↓
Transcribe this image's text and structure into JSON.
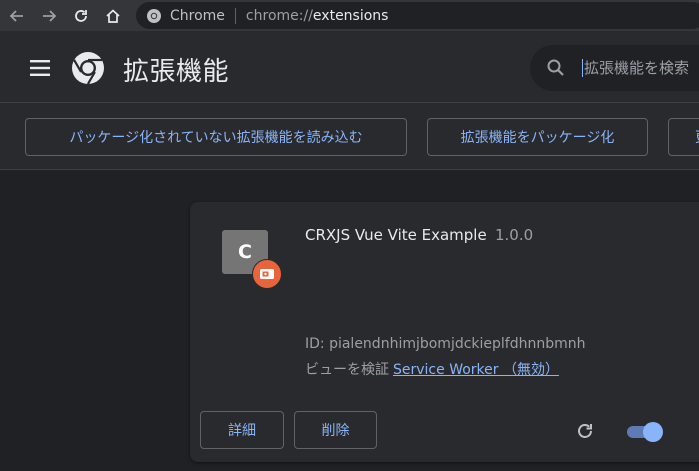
{
  "browser": {
    "site_name": "Chrome",
    "url_scheme": "chrome://",
    "url_host": "extensions"
  },
  "header": {
    "title": "拡張機能",
    "search_placeholder": "拡張機能を検索"
  },
  "toolbar": {
    "load_unpacked_label": "パッケージ化されていない拡張機能を読み込む",
    "pack_label": "拡張機能をパッケージ化",
    "update_label": "更"
  },
  "extension": {
    "icon_letter": "C",
    "name": "CRXJS Vue Vite Example",
    "version": "1.0.0",
    "id": "ID: pialendnhimjbomjdckieplfdhnnbmnh",
    "inspect_views_label": "ビューを検証",
    "inspect_link": "Service Worker （無効）",
    "details_label": "詳細",
    "remove_label": "削除",
    "enabled": true
  },
  "colors": {
    "accent": "#8ab4f8",
    "background": "#202124",
    "surface": "#292a2d",
    "badge": "#e8643d"
  }
}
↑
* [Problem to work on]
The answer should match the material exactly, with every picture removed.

* [Response area]
Transcribe this image's text and structure into JSON.
{
  "browser": {
    "site_name": "Chrome",
    "url_scheme": "chrome://",
    "url_host": "extensions"
  },
  "header": {
    "title": "拡張機能",
    "search_placeholder": "拡張機能を検索"
  },
  "toolbar": {
    "load_unpacked_label": "パッケージ化されていない拡張機能を読み込む",
    "pack_label": "拡張機能をパッケージ化",
    "update_label": "更"
  },
  "extension": {
    "icon_letter": "C",
    "name": "CRXJS Vue Vite Example",
    "version": "1.0.0",
    "id": "ID: pialendnhimjbomjdckieplfdhnnbmnh",
    "inspect_views_label": "ビューを検証",
    "inspect_link": "Service Worker （無効）",
    "details_label": "詳細",
    "remove_label": "削除",
    "enabled": true
  },
  "colors": {
    "accent": "#8ab4f8",
    "background": "#202124",
    "surface": "#292a2d",
    "badge": "#e8643d"
  }
}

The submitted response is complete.